With a practice of more than 20,000 patients, Metzl’s days are jam-packed, so early morning runs are a must—especially given his rigorous training regimen: He’s completed 12 Ironman races and has more than 32 marathon finishes under his belt. Still, Metzl knows how hard it can be to get motivated. Sometimes you have to just do it, and remember that the motivation will come later. “Once you’re 20 minutes into your run you’ll be glad you made it out the door,” he says.
“If I know I have to get up early, the worst part is getting changed in the cold air when you are warm and cozy in your bed, especially in the winter,” says Tina Muir, a member of the Saucony Hurricanes Elite Team, and a half-marathoner with a PR of 1:13. “If I go to bed in my sports braand shorts, all I need to do is throw on the outer layers and head out the door. At least that takes away some of the inconvenience.”
Muir also leaves her alarm on the other side of the room with a motivational note like “Are you going to make yourself proud today?” to help push herself out the door.

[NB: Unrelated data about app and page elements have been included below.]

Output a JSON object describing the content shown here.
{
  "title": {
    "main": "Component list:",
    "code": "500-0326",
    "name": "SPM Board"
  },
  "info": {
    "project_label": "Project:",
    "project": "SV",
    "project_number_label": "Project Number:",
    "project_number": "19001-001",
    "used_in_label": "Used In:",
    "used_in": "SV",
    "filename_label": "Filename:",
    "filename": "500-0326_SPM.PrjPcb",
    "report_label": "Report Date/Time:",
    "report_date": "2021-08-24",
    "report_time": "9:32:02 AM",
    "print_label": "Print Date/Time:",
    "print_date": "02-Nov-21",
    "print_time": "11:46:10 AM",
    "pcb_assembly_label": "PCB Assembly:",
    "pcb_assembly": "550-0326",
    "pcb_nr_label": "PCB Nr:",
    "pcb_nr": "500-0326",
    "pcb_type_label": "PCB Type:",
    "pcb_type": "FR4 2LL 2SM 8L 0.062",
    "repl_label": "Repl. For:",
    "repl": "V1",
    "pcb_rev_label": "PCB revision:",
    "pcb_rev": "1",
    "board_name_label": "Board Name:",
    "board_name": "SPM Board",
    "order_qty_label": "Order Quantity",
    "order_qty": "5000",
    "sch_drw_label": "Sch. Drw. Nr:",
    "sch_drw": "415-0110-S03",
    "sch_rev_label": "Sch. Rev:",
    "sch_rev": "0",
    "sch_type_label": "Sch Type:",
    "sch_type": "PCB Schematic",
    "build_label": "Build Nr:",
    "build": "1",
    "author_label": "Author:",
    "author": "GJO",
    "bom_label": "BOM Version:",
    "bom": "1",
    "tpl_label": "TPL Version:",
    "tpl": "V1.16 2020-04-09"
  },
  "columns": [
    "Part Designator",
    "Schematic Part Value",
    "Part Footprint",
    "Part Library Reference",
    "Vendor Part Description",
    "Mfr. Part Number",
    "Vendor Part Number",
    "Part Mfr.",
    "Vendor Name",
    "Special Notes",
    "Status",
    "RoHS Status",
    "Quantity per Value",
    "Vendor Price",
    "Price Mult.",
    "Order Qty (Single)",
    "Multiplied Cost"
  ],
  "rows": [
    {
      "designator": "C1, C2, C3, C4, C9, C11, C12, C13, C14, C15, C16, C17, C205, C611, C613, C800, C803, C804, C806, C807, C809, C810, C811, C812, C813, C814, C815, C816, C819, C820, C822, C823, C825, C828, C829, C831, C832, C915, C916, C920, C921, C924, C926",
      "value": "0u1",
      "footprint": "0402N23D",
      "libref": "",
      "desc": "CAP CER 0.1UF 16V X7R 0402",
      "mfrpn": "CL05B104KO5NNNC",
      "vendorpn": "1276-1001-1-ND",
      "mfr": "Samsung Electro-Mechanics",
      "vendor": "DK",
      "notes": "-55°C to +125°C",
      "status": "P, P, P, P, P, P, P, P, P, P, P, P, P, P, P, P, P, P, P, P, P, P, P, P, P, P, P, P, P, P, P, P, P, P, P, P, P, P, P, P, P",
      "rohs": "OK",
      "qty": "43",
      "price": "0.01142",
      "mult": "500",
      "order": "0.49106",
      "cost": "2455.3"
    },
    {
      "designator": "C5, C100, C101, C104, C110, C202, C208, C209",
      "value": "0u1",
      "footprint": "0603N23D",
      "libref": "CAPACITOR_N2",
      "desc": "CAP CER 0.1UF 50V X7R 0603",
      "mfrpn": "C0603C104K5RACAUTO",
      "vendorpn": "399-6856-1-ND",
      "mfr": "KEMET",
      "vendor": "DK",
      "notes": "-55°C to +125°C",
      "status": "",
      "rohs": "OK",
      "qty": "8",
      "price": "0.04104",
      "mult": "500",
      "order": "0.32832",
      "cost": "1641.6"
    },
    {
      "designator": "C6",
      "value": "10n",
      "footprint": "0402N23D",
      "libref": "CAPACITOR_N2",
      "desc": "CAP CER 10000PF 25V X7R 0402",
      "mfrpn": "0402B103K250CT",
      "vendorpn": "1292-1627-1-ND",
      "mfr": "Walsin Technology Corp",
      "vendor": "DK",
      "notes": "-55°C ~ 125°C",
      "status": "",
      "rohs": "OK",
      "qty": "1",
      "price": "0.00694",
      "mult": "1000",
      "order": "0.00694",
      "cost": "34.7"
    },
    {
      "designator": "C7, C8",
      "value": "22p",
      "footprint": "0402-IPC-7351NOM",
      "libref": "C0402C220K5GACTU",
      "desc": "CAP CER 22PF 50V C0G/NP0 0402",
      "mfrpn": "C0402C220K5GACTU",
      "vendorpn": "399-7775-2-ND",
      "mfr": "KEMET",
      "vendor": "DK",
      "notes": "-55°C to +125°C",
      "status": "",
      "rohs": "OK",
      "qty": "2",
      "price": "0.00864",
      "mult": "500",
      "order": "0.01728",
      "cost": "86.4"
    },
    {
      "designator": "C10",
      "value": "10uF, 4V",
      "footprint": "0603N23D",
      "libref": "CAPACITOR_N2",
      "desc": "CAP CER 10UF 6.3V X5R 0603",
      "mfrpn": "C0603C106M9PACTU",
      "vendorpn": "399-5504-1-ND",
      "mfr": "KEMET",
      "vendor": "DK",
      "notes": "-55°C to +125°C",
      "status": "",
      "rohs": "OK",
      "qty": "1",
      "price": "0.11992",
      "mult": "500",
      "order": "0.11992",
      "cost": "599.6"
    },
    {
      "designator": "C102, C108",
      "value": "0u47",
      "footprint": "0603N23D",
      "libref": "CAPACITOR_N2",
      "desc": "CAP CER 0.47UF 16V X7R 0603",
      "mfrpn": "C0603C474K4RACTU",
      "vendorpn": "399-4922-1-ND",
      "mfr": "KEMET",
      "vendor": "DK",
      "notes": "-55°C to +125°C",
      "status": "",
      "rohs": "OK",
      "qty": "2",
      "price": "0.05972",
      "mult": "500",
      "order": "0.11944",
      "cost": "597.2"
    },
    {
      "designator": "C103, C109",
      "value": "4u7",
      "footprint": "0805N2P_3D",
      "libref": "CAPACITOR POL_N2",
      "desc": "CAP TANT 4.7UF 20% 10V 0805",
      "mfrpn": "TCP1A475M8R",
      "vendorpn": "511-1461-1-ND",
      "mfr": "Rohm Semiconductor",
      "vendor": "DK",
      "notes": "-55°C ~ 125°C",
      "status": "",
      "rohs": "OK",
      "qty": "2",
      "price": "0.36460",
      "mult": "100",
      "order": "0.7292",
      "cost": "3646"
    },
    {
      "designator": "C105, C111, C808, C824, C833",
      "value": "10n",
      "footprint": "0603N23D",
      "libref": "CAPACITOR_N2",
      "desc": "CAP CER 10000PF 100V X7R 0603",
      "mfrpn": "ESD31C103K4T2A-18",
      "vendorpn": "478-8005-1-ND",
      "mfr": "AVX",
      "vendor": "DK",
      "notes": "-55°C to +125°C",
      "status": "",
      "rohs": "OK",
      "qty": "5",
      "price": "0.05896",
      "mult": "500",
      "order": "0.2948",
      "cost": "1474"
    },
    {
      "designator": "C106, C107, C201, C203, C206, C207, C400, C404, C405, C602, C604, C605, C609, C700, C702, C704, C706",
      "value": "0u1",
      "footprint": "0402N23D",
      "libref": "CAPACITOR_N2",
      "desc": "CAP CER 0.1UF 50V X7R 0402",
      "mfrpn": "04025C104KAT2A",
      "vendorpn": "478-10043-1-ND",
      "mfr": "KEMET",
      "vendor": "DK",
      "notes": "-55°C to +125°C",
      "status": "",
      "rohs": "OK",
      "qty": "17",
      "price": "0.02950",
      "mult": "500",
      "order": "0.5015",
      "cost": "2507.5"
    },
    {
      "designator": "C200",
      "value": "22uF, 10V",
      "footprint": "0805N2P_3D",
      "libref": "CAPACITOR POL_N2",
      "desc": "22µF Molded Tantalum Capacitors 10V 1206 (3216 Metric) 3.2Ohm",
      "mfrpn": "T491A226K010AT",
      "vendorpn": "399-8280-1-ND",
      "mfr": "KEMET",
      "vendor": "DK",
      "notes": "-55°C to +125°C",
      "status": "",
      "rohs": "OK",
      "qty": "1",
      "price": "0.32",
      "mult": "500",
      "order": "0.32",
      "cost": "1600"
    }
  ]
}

Make peace with the pain
“I view waking up early like ripping off a Band-Aid,” says Michele Gonzalez, a running coach, writer, ultrarunner, and full-time working mother of two. “It’s gonna hurt for a bit.”
Still, her advice is relatively simple. “You just have to set the alarm early and start doing it,” she says. “After a few days, you’ll be tired earlier at night and will start going to bed earlier. Which makes the early alarm feel a bit more manageable.”
After being a stay at home mom, Gonzalez, a West Point graduate and former army captain, and Iraq war veteran, returned to work in Manhattan, which is a long daily commute from her home on Staten Island. Since she wants to spend as much quality time as she can with her boys after work, she gets up nearly every morning at 4 a.m. to do her runs.
Source: Runners World